From:Jim Morrison
Subject:RE: RE: RE: RE: schnurle loop scavenging/Yamaha YA-1 Date:Thu May 29 14:52:27 2014
Response to:19534

From the Wikipedia on line:
"In the 1950s, after reestablishing themselves as manufacturers of musical instruments, Nippon Gakki decided to use the manufacturing equipment left over from wartime production to make motorcycles. Since the copyright on the RT 125 had been voided by the Allies, the company reverse engineered it as the basis for their first motorcycle. Nippon Gakki formed the Yamaha Motor Company in 1955 to build their copy of the RT 125 as the Yamaha YA-1, which was in production from 1955 to 1958."

I am always surprised at how many clones there were. Apparently WSK in Poland made a 125 in 1965 that was a copy.
(ref; Encyclopedia of the Motorcycle, by Hugo Wilson)

You're right - it doesn't make much sense. I can't remember now, but the YA-1 didn't appear until around 1955. So I guess the designs were floating around the Internet for a few years and the Japs downloaded them. Oh wait...

I know that this is off topic, but while I was looking at the Hummer relatives, I noticed the Yamaha YA1 and wondered how Yanaha ended up with the license for the DKW?

I get that the US, England, and the USSR received the tooling / license as war reparations, but somehow Japan doesn't make sense to me.

Just wondering...


Here's a photo of a Hummer cylinder from the Service Manual - you can see the transfer ports in the sides.

The crankcase has channels leading into each side of the cylinder at the bottom.

Browse over to and click "motor" That's a 1941 DKW RT-125 I used to own, and you can plainly see the channels running from the crankcase up into the sides of the cylinder.
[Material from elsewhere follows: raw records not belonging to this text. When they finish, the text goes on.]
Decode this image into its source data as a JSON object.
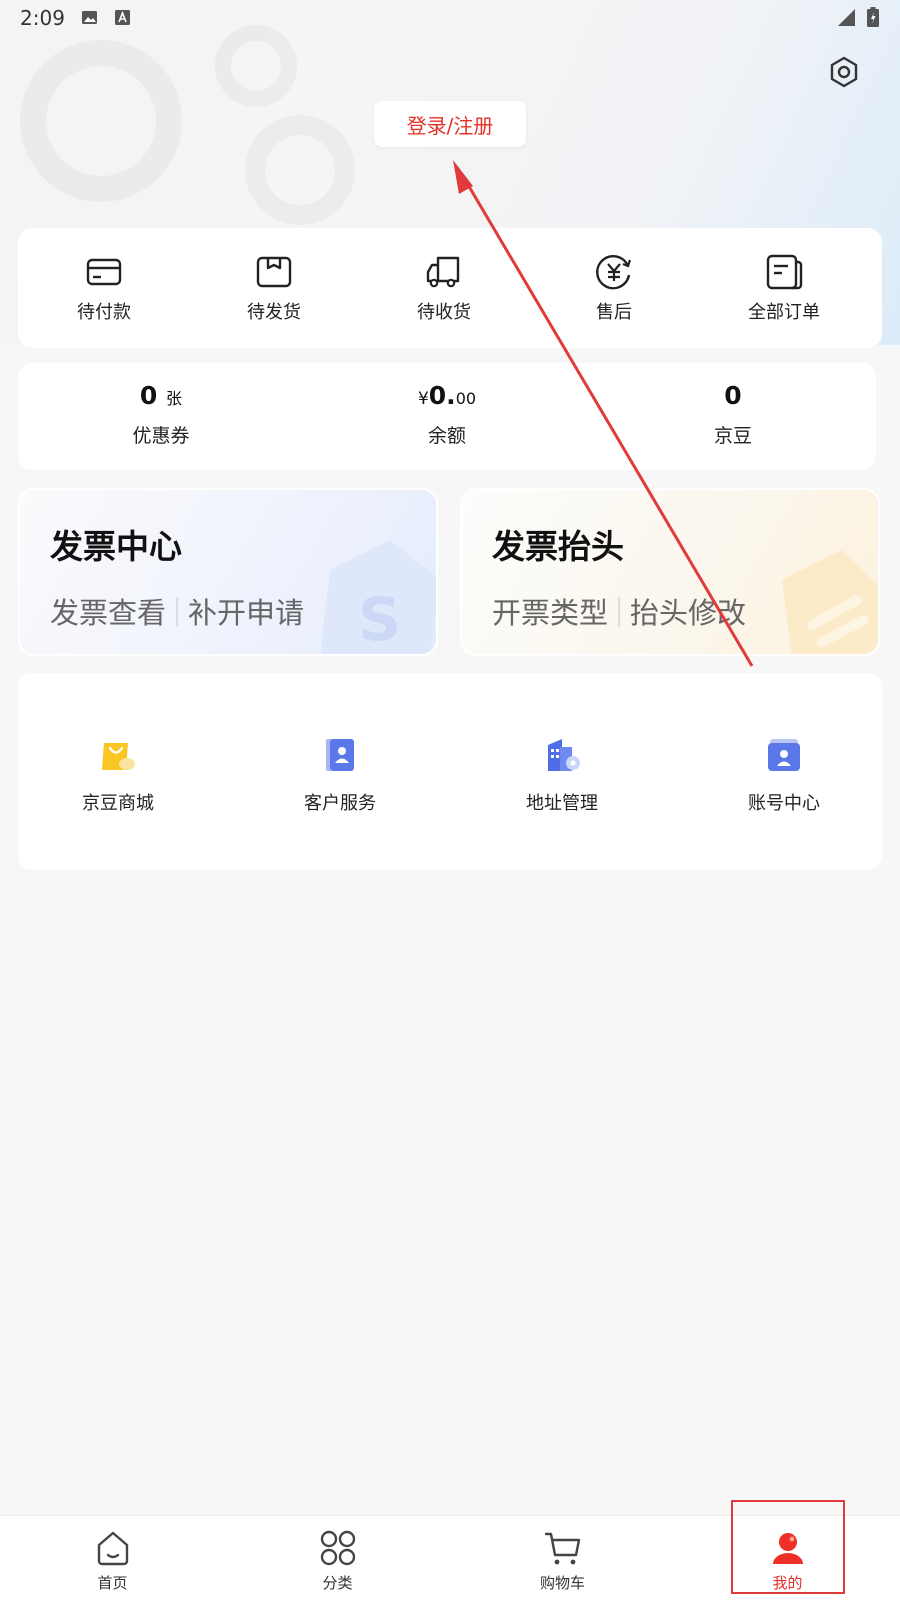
{
  "status_bar": {
    "time": "2:09"
  },
  "header": {
    "login_label": "登录/注册"
  },
  "orders": [
    {
      "label": "待付款",
      "icon": "card-icon"
    },
    {
      "label": "待发货",
      "icon": "box-icon"
    },
    {
      "label": "待收货",
      "icon": "truck-icon"
    },
    {
      "label": "售后",
      "icon": "yen-refresh-icon"
    },
    {
      "label": "全部订单",
      "icon": "orders-list-icon"
    }
  ],
  "assets": {
    "coupons": {
      "value": "0",
      "unit": "张",
      "label": "优惠券"
    },
    "balance": {
      "currency": "¥",
      "value": "0.",
      "decimals": "00",
      "label": "余额"
    },
    "beans": {
      "value": "0",
      "label": "京豆"
    }
  },
  "invoice_center": {
    "title": "发票中心",
    "link1": "发票查看",
    "link2": "补开申请"
  },
  "invoice_header": {
    "title": "发票抬头",
    "link1": "开票类型",
    "link2": "抬头修改"
  },
  "services": [
    {
      "label": "京豆商城",
      "icon": "shopping-bag-icon"
    },
    {
      "label": "客户服务",
      "icon": "contact-book-icon"
    },
    {
      "label": "地址管理",
      "icon": "building-location-icon"
    },
    {
      "label": "账号中心",
      "icon": "account-icon"
    }
  ],
  "tabs": [
    {
      "label": "首页",
      "icon": "home-icon"
    },
    {
      "label": "分类",
      "icon": "category-icon"
    },
    {
      "label": "购物车",
      "icon": "cart-icon"
    },
    {
      "label": "我的",
      "icon": "user-icon"
    }
  ],
  "colors": {
    "accent": "#e4322b",
    "annotation": "#e03a3a"
  }
}
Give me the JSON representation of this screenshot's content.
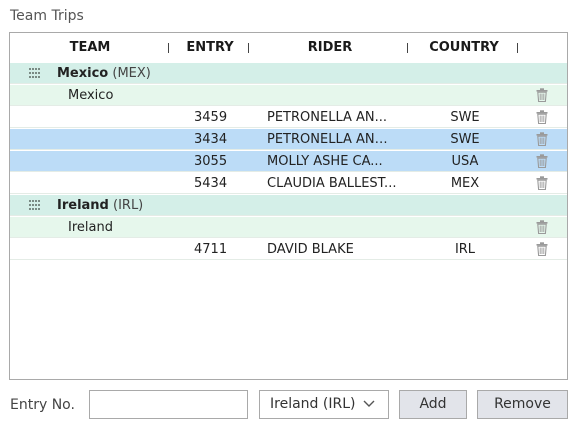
{
  "title": "Team Trips",
  "columns": {
    "team": "TEAM",
    "entry": "ENTRY",
    "rider": "RIDER",
    "country": "COUNTRY"
  },
  "groups": [
    {
      "name": "Mexico",
      "code": "(MEX)",
      "subgroup": "Mexico",
      "rows": [
        {
          "entry": "3459",
          "rider": "PETRONELLA AN...",
          "country": "SWE",
          "selected": false
        },
        {
          "entry": "3434",
          "rider": "PETRONELLA AND...",
          "country": "SWE",
          "selected": true
        },
        {
          "entry": "3055",
          "rider": "MOLLY ASHE CA...",
          "country": "USA",
          "selected": true
        },
        {
          "entry": "5434",
          "rider": "CLAUDIA BALLEST...",
          "country": "MEX",
          "selected": false
        }
      ]
    },
    {
      "name": "Ireland",
      "code": "(IRL)",
      "subgroup": "Ireland",
      "rows": [
        {
          "entry": "4711",
          "rider": "DAVID BLAKE",
          "country": "IRL",
          "selected": false
        }
      ]
    }
  ],
  "footer": {
    "entry_label": "Entry No.",
    "entry_value": "",
    "team_select": "Ireland (IRL)",
    "add_label": "Add",
    "remove_label": "Remove"
  },
  "icons": {
    "drag": "drag-handle-icon",
    "delete": "trash-icon",
    "dropdown": "chevron-down-icon"
  },
  "colors": {
    "group_bg": "#d4efe8",
    "subgroup_bg": "#e6f7ec",
    "selected_bg": "#bcdcf7",
    "button_bg": "#e2e4ea"
  }
}
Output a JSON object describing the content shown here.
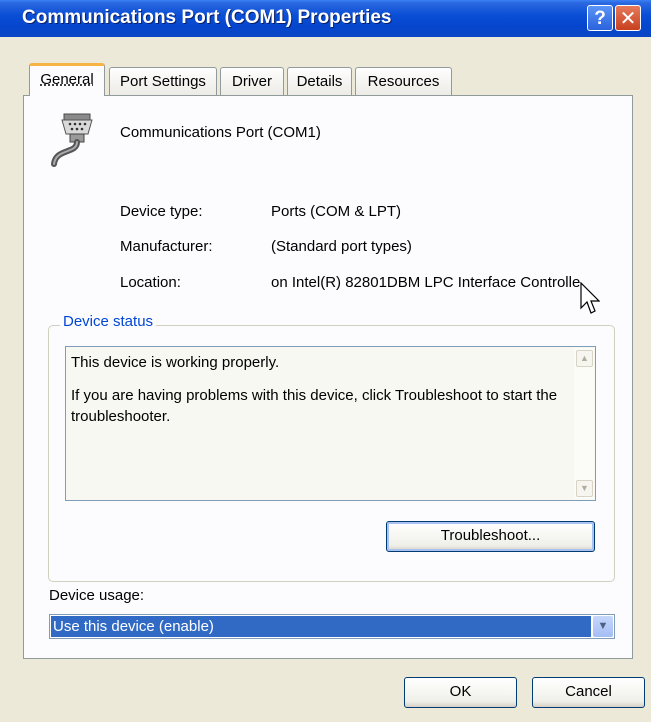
{
  "window": {
    "title": "Communications Port (COM1) Properties"
  },
  "titlebar": {
    "help_label": "?",
    "close_label": "✕"
  },
  "tabs": [
    {
      "label": "General",
      "active": true
    },
    {
      "label": "Port Settings"
    },
    {
      "label": "Driver"
    },
    {
      "label": "Details"
    },
    {
      "label": "Resources"
    }
  ],
  "device": {
    "icon": "serial-port-icon",
    "name": "Communications Port (COM1)",
    "fields": [
      {
        "label": "Device type:",
        "value": "Ports (COM & LPT)"
      },
      {
        "label": "Manufacturer:",
        "value": "(Standard port types)"
      },
      {
        "label": "Location:",
        "value": "on Intel(R) 82801DBM LPC Interface Controlle"
      }
    ]
  },
  "status": {
    "group_title": "Device status",
    "line1": "This device is working properly.",
    "line2": "If you are having problems with this device, click Troubleshoot to start the troubleshooter.",
    "troubleshoot_label": "Troubleshoot..."
  },
  "usage": {
    "label": "Device usage:",
    "selected": "Use this device (enable)"
  },
  "footer": {
    "ok_label": "OK",
    "cancel_label": "Cancel"
  },
  "colors": {
    "title_blue": "#0a4fd6",
    "accent_tab": "#f8b347",
    "group_title": "#0046d5",
    "selection": "#316ac5"
  }
}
The Hummers look similar.

Looks pretty Schnürle to me.

shows the BSA, Russian, and Yamaha copies.

I've never seen a RE in person or even a good photo, so I don't know anything about them.


Forgive me if this message shows up twice, I seem to have lost the first message a few minutes ago.

When DKW made the RT 125 they used (invented?) Schnurle Loop Scavenging to make the engine more efficient. Apparently when Royal Enfield made their copy (model RE) they missed that feature and had an inferior engine. Did any of the so called "Hummers" use the Loop Scavenging design?
Just curious. I have been having fun looking into the history of motorcycle development recently.